## ABOUT THIS TASK
Count lines with "times" below; give only the number.

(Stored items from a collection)

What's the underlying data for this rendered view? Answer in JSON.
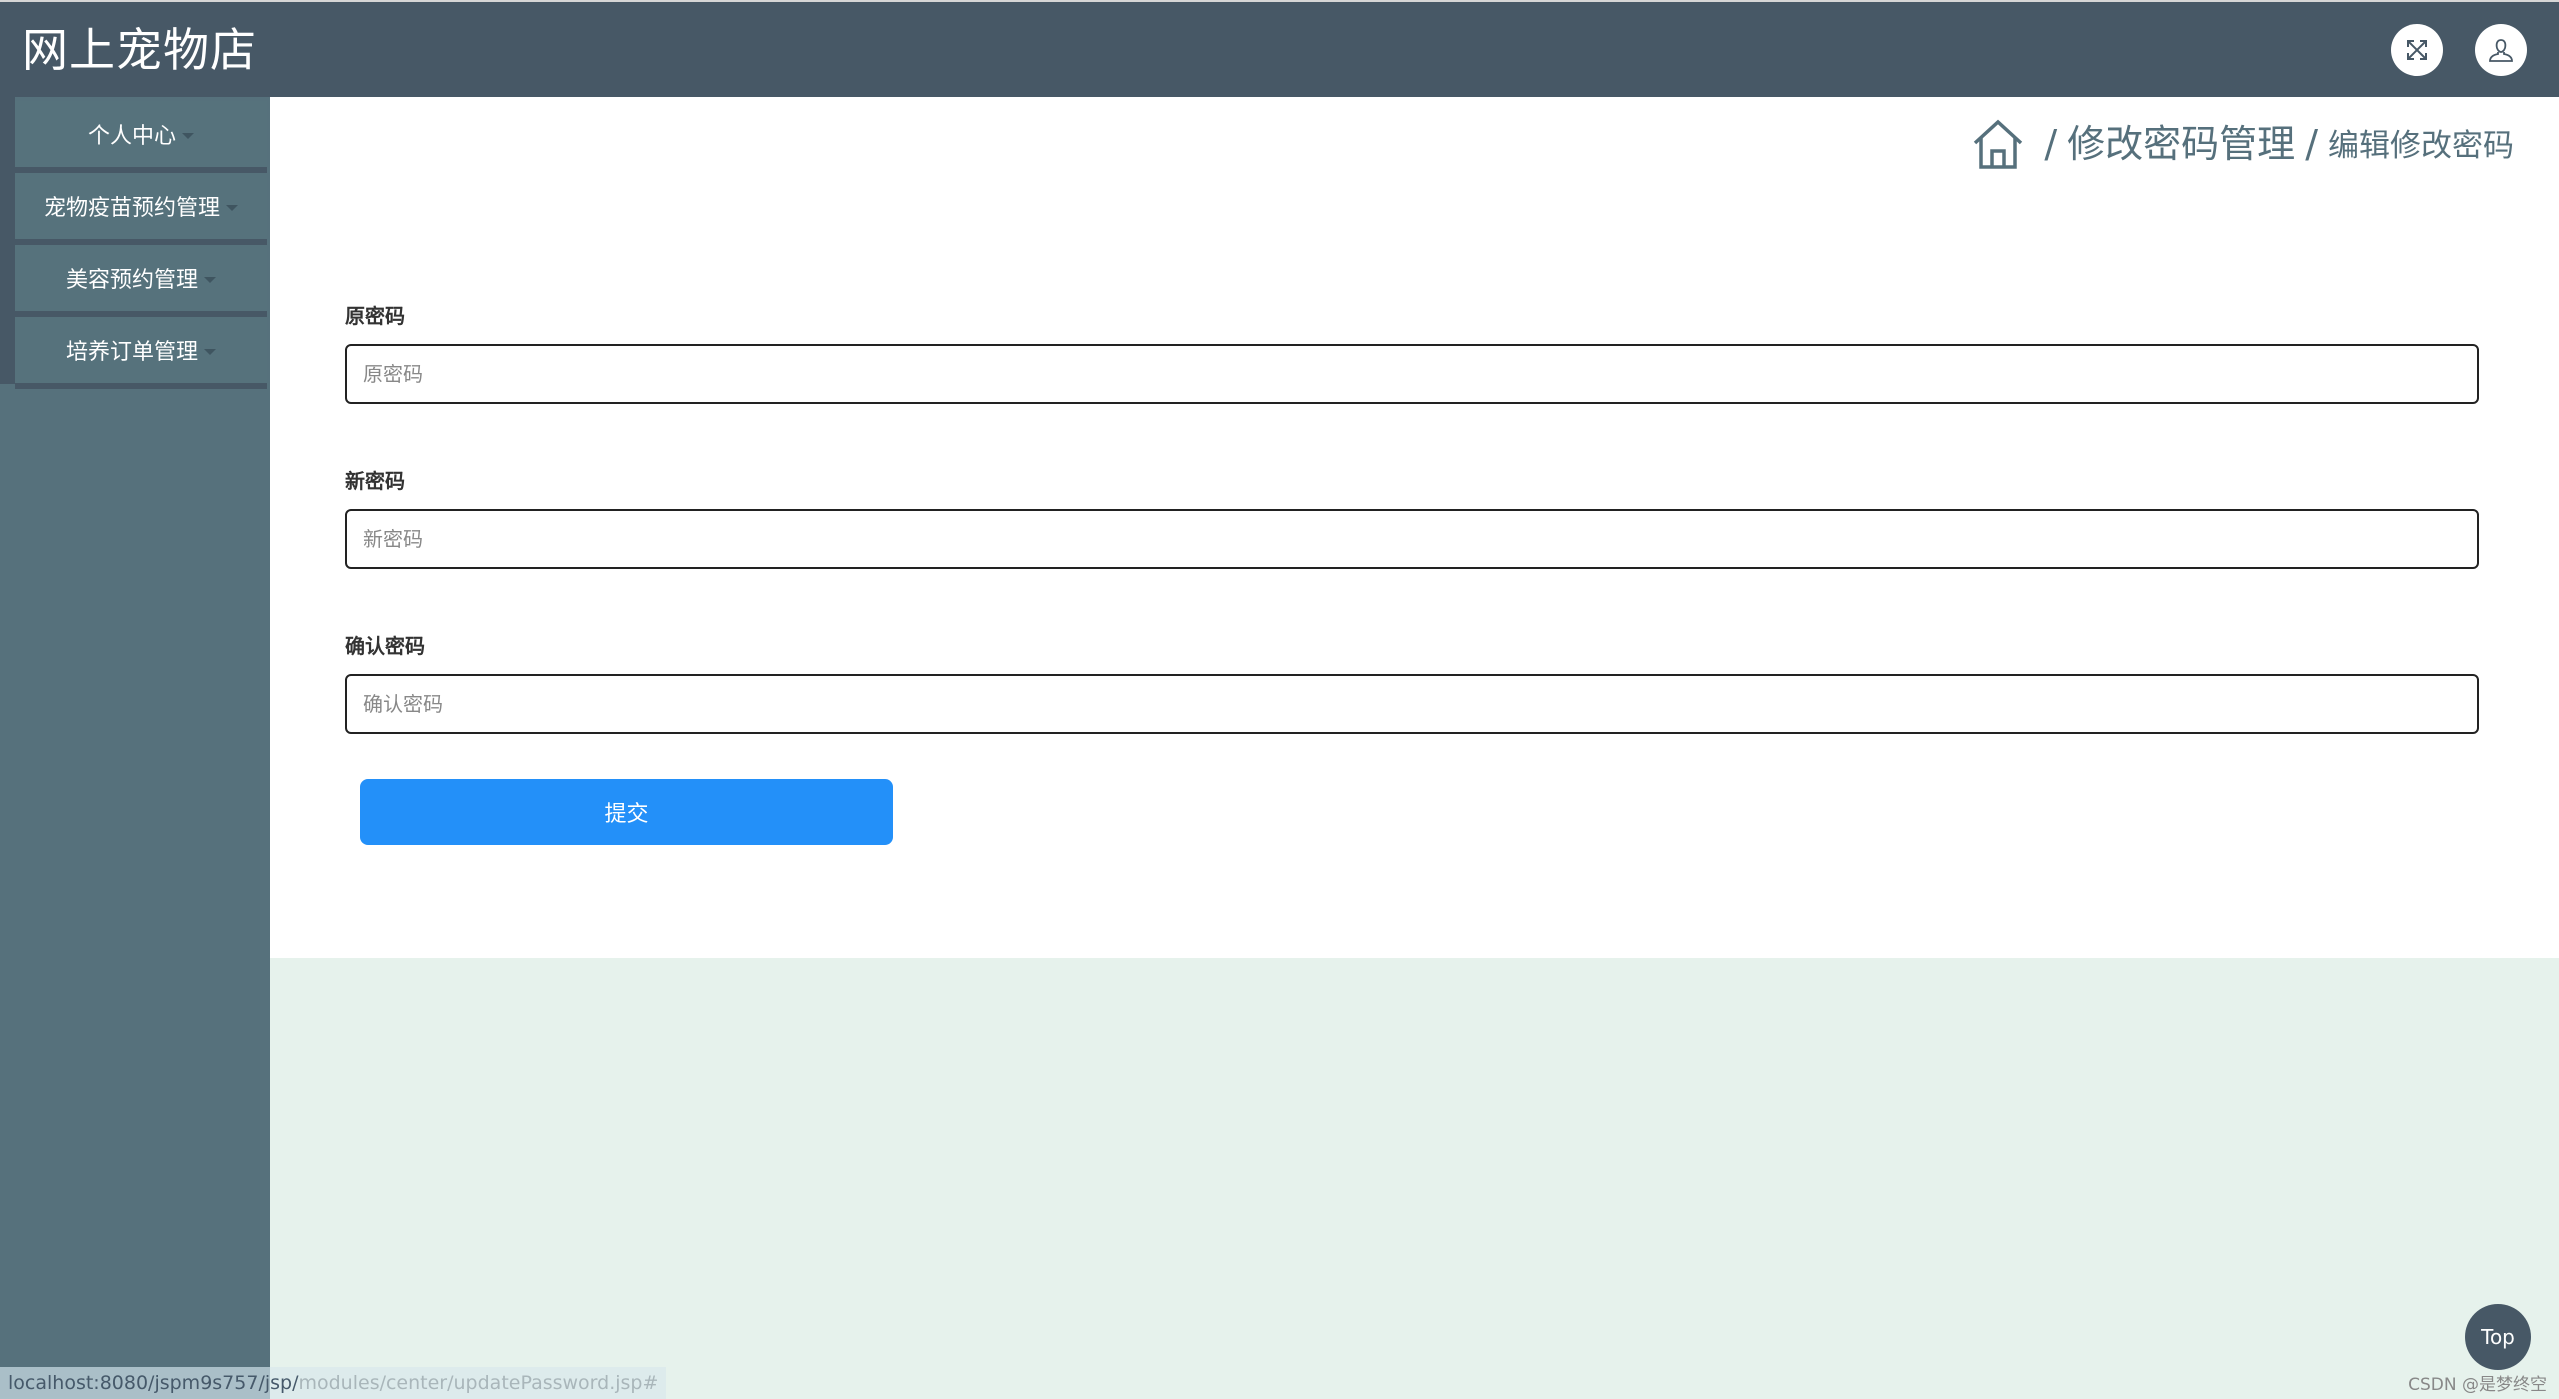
{
  "app": {
    "title": "网上宠物店"
  },
  "header": {
    "fullscreen_icon": "expand-arrows-icon",
    "user_icon": "user-icon"
  },
  "sidebar": {
    "items": [
      {
        "label": "个人中心",
        "icon": "caret-down-icon"
      },
      {
        "label": "宠物疫苗预约管理",
        "icon": "caret-down-icon"
      },
      {
        "label": "美容预约管理",
        "icon": "caret-down-icon"
      },
      {
        "label": "培养订单管理",
        "icon": "caret-down-icon"
      }
    ]
  },
  "breadcrumb": {
    "home_icon": "home-icon",
    "separator": "/",
    "level1": "修改密码管理",
    "level2": "编辑修改密码"
  },
  "form": {
    "fields": [
      {
        "label": "原密码",
        "placeholder": "原密码",
        "value": ""
      },
      {
        "label": "新密码",
        "placeholder": "新密码",
        "value": ""
      },
      {
        "label": "确认密码",
        "placeholder": "确认密码",
        "value": ""
      }
    ],
    "submit_label": "提交"
  },
  "top_button": "Top",
  "watermark": "CSDN @是梦终空",
  "status_url": {
    "prefix": "localhost:8080/jspm9s757/jsp/",
    "suffix": "modules/center/updatePassword.jsp#"
  },
  "colors": {
    "header_bg": "#475866",
    "sidebar_bg": "#56717c",
    "accent_button": "#2390f9",
    "page_bg": "#e6f2ec"
  }
}
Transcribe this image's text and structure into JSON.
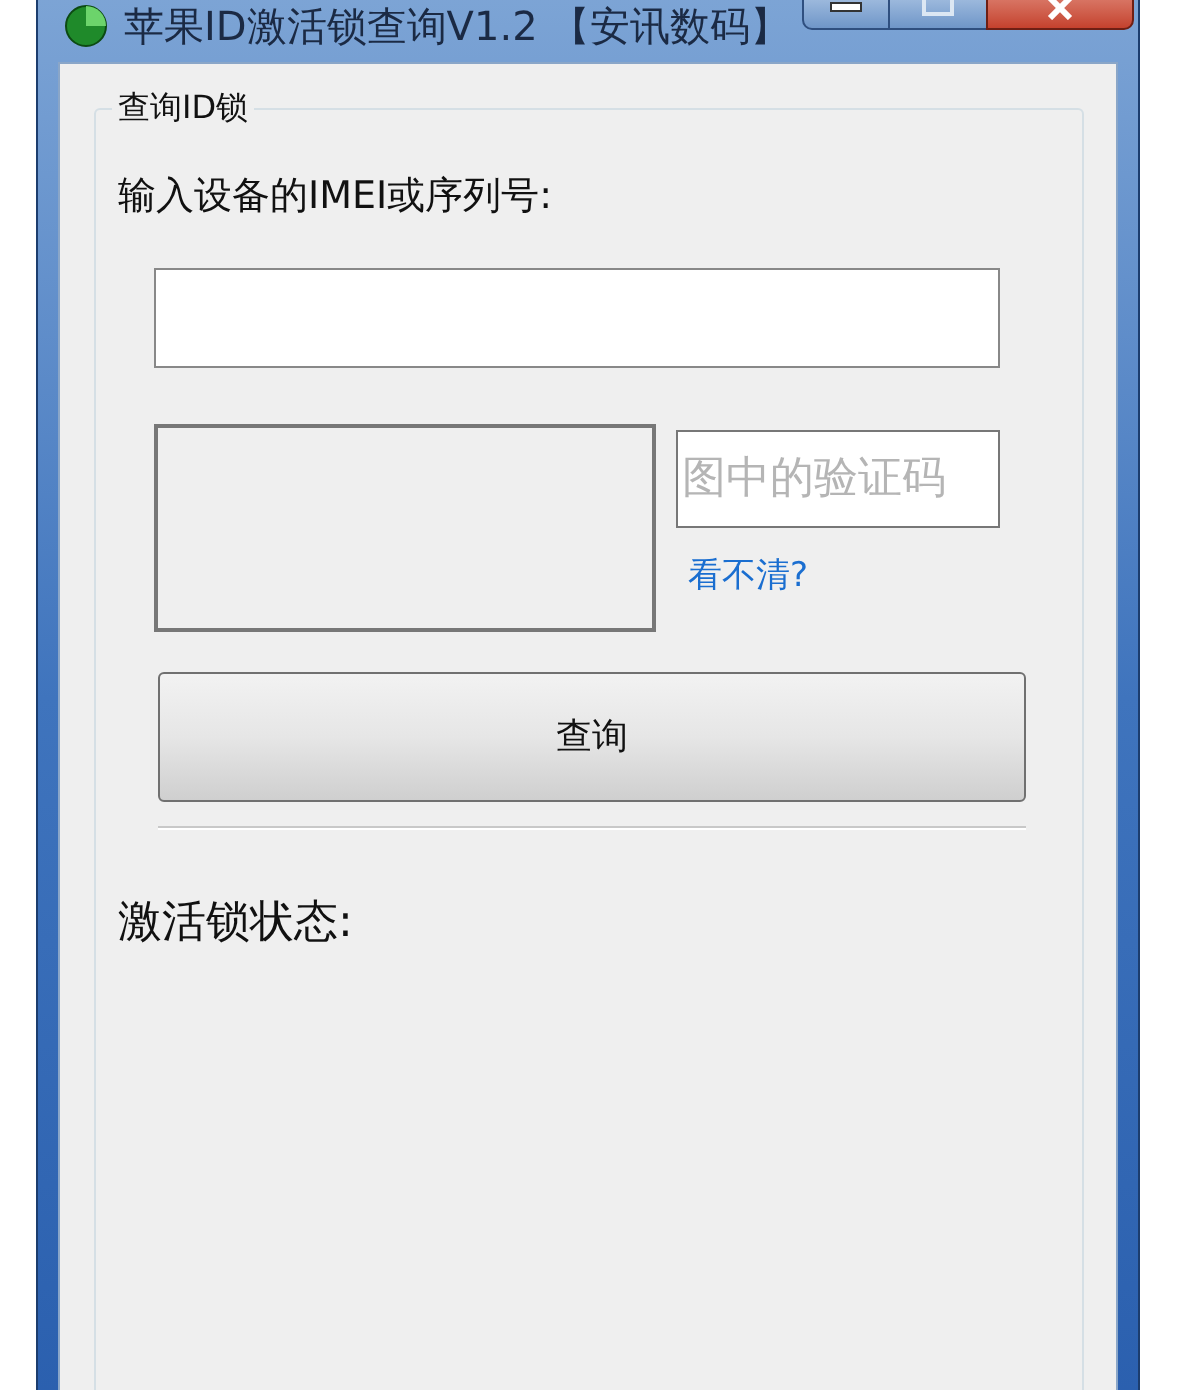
{
  "window": {
    "title": "苹果ID激活锁查询V1.2 【安讯数码】"
  },
  "group": {
    "title": "查询ID锁"
  },
  "imei": {
    "label": "输入设备的IMEI或序列号:"
  },
  "captcha": {
    "placeholder": "图中的验证码",
    "refresh_link": "看不清?"
  },
  "query_button": "查询",
  "status": {
    "label": "激活锁状态:"
  }
}
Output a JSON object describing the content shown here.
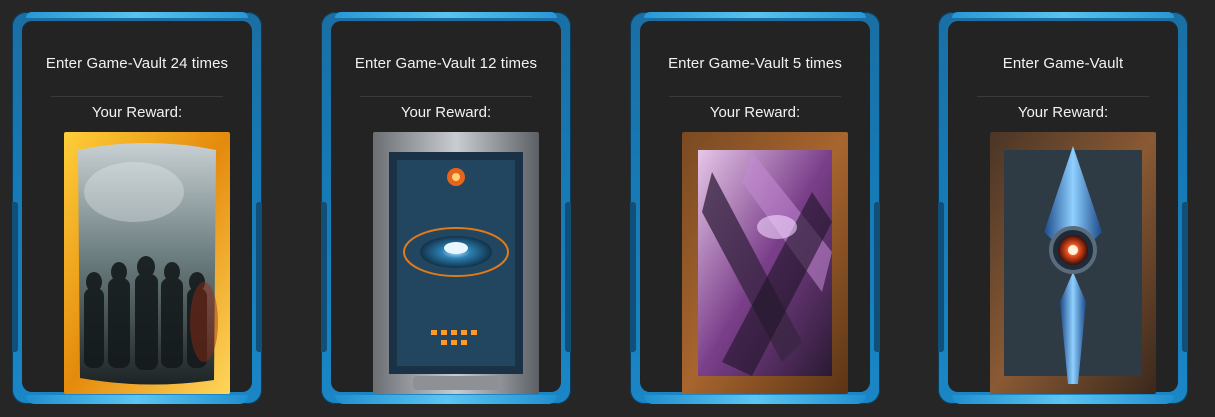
{
  "cards": [
    {
      "title": "Enter Game-Vault 24 times",
      "reward_label": "Your Reward:",
      "art": "golden-frame-shadow-figures-card"
    },
    {
      "title": "Enter Game-Vault 12 times",
      "reward_label": "Your Reward:",
      "art": "sci-fi-reactor-core-card"
    },
    {
      "title": "Enter Game-Vault 5 times",
      "reward_label": "Your Reward:",
      "art": "purple-crystal-vortex-card"
    },
    {
      "title": "Enter Game-Vault",
      "reward_label": "Your Reward:",
      "art": "blue-crystal-relic-card"
    }
  ],
  "colors": {
    "background": "#262626",
    "frame_blue": "#1a86c6",
    "frame_highlight": "#5cc6f2",
    "panel": "#232323",
    "text": "#f2f2f2"
  }
}
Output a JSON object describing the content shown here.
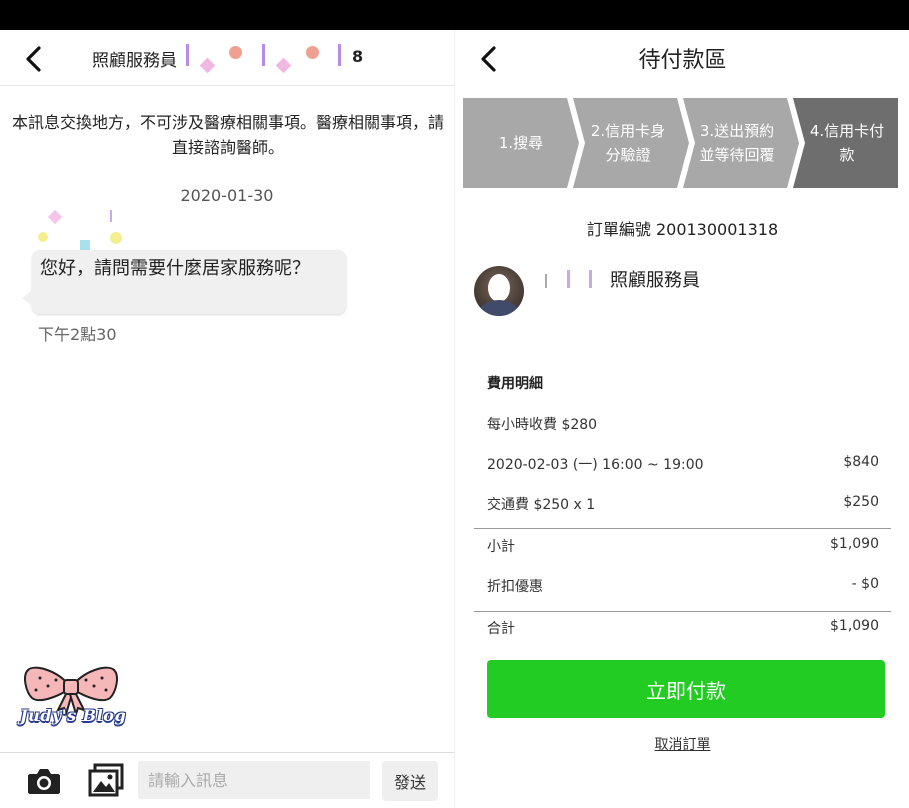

## ANSWER TO THE PROBLEM
3